=== Task prompt ===
Look for the word "title" in the entries below, then copy every line that has it.

══════════════════════════════

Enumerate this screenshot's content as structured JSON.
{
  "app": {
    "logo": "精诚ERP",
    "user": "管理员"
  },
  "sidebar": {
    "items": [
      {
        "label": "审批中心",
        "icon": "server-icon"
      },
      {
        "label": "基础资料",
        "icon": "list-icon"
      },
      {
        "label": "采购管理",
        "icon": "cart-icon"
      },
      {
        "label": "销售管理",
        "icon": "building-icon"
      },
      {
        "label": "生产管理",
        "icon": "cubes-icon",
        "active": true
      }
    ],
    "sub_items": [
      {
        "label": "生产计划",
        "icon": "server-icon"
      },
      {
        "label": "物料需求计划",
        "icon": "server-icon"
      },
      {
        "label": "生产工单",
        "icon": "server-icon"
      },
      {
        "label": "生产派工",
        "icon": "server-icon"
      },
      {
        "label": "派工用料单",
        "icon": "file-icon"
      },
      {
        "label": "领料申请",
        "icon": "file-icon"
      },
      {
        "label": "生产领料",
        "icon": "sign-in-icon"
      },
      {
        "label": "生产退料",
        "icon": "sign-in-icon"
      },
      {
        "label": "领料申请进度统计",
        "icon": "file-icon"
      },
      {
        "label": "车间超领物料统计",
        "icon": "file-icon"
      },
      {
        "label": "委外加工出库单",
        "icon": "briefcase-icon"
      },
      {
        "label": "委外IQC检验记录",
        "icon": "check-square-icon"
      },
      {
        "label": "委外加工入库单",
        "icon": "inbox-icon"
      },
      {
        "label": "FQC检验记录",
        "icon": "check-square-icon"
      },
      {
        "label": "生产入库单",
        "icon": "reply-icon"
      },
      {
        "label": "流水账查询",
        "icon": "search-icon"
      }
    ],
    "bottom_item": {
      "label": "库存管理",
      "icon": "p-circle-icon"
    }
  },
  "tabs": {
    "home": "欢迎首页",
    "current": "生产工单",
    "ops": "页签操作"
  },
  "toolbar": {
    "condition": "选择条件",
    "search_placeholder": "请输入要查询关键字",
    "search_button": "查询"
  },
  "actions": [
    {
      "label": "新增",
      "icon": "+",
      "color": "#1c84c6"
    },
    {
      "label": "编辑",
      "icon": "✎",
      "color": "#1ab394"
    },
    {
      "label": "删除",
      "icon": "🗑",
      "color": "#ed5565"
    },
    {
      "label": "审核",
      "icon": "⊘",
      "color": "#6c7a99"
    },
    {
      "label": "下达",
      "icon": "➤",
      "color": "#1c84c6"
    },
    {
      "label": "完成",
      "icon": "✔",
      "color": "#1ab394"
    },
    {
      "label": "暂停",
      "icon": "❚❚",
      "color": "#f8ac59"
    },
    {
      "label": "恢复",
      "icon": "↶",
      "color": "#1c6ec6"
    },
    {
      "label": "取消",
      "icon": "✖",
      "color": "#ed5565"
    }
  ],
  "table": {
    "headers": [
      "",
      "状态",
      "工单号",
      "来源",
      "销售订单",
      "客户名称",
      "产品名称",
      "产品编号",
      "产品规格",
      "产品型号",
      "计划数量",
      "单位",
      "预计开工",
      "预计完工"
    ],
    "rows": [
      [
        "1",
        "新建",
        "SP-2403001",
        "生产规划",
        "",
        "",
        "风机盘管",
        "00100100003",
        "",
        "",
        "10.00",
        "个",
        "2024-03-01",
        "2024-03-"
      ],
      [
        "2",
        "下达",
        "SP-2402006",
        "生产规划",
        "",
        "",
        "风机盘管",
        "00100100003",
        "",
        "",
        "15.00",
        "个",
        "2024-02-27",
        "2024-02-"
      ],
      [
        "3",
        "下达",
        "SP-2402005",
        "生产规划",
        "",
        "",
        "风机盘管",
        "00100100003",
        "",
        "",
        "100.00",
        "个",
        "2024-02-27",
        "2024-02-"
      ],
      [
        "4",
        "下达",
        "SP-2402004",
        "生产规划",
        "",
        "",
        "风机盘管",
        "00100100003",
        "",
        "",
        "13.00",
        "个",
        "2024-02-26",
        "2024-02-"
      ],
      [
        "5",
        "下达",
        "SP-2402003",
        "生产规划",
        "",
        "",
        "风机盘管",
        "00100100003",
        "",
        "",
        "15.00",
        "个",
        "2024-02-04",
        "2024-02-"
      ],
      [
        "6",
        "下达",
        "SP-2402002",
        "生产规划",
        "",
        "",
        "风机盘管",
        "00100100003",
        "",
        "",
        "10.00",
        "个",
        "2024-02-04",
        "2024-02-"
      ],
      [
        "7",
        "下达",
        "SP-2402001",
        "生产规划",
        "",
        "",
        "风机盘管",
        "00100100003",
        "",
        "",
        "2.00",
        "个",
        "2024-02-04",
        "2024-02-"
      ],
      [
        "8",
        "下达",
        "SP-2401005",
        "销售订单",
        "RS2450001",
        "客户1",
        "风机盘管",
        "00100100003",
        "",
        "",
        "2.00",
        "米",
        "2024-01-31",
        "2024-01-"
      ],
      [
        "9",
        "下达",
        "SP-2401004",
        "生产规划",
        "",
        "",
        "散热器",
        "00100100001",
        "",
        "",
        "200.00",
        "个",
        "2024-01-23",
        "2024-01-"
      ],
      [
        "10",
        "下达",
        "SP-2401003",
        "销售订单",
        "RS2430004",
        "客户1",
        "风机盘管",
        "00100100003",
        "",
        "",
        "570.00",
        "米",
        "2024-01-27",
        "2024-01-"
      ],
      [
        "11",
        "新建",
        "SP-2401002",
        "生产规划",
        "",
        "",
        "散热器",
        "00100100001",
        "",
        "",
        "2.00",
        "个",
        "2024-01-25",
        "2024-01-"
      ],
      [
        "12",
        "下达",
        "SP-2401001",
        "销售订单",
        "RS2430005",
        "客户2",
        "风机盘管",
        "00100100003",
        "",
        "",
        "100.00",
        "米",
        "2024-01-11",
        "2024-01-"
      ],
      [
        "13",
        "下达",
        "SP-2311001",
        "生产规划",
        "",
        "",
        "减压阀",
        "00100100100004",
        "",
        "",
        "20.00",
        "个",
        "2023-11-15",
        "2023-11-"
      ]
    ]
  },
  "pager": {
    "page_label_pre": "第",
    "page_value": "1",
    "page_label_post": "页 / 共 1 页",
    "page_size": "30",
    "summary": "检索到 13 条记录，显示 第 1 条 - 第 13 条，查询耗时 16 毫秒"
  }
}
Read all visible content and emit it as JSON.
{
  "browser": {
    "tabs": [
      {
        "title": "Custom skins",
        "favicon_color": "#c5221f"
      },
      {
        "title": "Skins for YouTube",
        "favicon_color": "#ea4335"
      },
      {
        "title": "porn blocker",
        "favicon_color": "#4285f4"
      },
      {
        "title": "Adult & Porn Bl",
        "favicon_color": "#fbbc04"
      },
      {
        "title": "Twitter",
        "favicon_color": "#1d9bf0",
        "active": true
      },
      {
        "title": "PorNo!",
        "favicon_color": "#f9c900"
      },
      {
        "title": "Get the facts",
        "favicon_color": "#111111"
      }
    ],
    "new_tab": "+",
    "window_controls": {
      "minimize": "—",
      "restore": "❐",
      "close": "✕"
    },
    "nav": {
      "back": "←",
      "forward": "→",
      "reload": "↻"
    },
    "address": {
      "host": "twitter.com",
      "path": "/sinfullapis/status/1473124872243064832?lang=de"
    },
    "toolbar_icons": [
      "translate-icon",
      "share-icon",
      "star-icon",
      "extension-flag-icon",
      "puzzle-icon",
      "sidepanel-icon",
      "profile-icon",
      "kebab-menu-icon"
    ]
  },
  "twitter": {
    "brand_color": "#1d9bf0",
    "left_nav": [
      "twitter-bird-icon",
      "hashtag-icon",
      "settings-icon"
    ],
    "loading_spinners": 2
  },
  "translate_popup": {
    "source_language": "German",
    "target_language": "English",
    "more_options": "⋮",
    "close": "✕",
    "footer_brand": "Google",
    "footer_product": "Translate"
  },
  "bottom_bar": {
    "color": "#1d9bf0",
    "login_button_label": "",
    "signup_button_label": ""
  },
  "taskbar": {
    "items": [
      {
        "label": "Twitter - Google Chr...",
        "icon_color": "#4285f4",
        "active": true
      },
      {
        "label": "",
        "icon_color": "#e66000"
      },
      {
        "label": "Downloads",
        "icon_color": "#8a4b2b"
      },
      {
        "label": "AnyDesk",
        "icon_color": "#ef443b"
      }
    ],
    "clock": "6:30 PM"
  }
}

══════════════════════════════

=== The completed task ===
        "title": "Custom skins",
        "title": "Skins for YouTube",
        "title": "porn blocker",
        "title": "Adult & Porn Bl",
        "title": "Twitter",
        "title": "PorNo!",
        "title": "Get the facts",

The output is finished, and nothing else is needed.